AIM OF THE EXERCISE ::
The string "JSON" may appear in lines of the listing. Report each line where it does.

RECORDED DATA ::

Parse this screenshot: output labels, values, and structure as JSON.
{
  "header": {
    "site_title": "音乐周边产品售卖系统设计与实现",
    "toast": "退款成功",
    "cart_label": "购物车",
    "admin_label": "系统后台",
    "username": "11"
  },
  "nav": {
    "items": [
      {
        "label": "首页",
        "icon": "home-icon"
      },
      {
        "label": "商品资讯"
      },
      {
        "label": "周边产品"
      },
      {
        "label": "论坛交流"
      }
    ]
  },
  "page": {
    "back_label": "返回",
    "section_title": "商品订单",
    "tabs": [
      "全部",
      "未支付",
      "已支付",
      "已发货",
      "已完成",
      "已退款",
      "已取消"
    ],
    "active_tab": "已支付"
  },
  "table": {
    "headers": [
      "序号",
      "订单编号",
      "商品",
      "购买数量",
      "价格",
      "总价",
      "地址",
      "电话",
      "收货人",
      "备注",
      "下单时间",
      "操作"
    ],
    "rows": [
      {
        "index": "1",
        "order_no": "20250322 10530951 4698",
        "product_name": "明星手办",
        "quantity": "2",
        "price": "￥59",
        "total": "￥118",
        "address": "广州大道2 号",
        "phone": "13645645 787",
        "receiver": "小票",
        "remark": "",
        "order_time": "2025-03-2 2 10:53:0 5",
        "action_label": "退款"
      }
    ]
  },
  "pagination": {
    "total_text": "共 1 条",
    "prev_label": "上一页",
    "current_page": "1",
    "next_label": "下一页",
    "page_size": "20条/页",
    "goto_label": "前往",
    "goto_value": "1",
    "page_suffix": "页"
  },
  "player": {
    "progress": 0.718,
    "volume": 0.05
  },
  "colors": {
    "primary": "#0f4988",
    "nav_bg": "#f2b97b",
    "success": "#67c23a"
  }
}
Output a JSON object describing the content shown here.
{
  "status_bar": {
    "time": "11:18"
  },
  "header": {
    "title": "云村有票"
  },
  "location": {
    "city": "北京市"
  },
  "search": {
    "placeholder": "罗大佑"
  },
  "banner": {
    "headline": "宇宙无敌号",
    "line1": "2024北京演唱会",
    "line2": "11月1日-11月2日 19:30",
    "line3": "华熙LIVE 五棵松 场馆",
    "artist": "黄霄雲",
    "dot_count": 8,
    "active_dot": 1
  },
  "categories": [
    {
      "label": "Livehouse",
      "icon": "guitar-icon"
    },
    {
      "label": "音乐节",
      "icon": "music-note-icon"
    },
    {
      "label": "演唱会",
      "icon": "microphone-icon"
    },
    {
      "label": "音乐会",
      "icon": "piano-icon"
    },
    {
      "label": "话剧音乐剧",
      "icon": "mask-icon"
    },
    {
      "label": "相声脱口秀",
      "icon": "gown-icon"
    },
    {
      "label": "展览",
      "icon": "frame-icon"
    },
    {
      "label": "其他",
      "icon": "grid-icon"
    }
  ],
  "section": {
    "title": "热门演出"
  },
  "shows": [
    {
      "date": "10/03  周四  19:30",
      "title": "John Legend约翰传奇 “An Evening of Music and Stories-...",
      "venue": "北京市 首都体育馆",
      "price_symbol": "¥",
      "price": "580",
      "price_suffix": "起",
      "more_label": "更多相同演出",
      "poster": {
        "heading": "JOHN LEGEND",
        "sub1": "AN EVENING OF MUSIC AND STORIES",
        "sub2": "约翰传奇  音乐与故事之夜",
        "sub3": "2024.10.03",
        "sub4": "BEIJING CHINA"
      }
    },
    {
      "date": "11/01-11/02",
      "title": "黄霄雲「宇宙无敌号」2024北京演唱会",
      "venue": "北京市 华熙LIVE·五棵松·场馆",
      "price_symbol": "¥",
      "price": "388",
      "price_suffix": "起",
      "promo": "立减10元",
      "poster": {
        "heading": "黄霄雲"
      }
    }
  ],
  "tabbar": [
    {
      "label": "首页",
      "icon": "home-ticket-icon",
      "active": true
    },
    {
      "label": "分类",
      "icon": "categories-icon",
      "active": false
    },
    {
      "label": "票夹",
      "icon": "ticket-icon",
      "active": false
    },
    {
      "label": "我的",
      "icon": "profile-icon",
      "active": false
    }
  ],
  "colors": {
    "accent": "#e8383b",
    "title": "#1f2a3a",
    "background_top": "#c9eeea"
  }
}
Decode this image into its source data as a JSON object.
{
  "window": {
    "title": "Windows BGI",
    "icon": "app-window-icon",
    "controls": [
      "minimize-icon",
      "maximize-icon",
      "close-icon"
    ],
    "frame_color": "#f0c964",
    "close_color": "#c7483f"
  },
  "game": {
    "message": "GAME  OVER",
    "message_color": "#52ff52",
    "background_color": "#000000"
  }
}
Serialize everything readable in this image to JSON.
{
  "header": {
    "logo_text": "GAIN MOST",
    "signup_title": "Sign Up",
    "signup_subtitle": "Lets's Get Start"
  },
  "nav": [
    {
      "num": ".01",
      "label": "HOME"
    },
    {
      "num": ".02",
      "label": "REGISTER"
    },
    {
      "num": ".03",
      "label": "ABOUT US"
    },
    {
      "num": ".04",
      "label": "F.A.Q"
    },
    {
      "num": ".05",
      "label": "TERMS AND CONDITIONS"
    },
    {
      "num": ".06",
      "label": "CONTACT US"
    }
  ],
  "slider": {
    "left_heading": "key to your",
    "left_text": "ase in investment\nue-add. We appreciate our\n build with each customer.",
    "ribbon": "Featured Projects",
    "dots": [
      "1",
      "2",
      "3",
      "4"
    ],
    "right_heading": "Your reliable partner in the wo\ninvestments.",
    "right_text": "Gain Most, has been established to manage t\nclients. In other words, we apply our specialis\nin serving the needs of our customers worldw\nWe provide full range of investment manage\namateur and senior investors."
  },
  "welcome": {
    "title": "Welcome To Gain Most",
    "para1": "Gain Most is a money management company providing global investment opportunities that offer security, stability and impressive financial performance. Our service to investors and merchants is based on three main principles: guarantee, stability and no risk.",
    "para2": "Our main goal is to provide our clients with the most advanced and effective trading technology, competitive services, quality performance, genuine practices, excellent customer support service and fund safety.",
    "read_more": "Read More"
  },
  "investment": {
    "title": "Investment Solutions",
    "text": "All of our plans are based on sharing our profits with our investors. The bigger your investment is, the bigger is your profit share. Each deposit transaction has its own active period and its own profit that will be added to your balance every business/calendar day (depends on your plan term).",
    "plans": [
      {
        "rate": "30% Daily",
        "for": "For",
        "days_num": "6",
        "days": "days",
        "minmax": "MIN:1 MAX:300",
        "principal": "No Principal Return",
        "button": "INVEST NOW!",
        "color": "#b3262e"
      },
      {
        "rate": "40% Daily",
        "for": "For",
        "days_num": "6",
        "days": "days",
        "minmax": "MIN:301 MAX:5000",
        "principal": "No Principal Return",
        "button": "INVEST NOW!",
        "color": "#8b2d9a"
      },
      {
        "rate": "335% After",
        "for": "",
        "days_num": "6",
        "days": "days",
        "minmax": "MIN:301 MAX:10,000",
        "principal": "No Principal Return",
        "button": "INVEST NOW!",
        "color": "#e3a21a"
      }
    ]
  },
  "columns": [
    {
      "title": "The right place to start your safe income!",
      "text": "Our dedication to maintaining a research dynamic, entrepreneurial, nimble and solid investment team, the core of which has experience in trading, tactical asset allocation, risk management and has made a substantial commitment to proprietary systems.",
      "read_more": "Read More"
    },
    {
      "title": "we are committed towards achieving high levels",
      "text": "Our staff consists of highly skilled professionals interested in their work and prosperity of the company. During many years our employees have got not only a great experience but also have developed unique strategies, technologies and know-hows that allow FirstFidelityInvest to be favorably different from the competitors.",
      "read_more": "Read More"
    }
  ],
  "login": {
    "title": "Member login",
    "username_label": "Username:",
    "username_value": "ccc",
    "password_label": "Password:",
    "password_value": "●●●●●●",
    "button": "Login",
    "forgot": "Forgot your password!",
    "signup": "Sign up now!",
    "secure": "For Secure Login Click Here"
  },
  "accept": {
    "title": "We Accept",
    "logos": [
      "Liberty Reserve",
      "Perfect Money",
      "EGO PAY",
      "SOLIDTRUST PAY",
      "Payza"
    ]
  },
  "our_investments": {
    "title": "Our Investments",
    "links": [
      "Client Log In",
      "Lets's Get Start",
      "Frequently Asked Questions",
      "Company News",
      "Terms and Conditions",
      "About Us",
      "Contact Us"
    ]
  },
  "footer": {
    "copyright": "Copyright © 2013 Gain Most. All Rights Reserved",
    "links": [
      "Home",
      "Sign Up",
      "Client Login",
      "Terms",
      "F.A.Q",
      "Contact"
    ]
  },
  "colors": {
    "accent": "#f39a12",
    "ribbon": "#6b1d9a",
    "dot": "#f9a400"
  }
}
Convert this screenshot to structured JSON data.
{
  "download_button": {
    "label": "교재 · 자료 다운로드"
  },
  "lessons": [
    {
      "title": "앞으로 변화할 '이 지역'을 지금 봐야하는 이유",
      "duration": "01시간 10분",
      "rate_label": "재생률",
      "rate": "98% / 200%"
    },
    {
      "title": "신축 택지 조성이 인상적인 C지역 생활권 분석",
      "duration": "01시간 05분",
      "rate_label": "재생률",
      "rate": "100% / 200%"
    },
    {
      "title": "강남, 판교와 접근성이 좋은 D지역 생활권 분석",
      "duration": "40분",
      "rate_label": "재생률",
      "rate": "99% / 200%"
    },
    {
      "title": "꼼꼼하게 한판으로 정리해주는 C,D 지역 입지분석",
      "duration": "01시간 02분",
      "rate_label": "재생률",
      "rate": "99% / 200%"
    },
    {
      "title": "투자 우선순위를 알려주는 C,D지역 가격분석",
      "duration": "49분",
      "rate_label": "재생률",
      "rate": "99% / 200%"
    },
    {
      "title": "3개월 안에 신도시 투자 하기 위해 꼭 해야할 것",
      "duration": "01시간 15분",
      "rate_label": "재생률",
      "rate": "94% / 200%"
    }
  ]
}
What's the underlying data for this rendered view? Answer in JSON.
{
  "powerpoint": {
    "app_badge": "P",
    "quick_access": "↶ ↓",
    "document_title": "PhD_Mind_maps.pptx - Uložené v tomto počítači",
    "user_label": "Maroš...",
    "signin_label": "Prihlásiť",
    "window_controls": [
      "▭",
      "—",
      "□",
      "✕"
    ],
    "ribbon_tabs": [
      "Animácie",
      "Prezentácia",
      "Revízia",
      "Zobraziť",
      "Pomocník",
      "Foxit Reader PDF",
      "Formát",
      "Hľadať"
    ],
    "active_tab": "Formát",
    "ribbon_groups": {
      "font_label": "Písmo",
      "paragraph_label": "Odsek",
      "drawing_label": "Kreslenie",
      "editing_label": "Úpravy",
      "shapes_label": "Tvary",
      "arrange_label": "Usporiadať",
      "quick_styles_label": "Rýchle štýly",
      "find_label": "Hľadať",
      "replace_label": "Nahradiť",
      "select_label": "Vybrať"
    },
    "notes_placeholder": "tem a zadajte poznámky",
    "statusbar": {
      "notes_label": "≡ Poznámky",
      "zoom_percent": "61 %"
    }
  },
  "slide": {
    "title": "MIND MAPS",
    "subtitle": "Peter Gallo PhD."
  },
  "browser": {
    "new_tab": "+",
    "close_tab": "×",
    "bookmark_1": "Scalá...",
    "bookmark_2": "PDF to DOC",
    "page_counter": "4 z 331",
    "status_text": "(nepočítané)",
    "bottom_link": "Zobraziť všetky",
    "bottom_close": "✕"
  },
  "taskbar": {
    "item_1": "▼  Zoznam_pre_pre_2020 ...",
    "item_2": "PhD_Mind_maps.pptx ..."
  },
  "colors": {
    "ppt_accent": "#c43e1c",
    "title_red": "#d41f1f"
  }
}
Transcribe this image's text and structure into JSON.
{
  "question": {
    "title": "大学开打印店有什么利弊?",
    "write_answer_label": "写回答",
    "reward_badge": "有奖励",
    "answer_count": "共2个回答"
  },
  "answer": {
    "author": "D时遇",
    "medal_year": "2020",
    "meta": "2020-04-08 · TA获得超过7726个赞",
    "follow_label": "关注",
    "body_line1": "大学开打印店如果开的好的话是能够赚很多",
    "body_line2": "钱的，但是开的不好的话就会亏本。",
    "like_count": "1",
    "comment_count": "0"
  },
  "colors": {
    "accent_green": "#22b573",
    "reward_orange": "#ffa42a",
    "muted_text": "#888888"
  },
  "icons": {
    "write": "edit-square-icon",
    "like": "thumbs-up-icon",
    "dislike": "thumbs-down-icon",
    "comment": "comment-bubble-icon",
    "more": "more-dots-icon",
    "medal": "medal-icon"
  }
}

RESPONSE AREA ::
Parse this screenshot: output labels, values, and structure as JSON.
Output a JSON object describing the content shown here.
Decode this image into its source data as a JSON object.
Serialize everything readable in this image to JSON.
Convert this screenshot to structured JSON data.
What's the underlying data for this rendered view? Answer in JSON.
Transcribe this image's text and structure into JSON.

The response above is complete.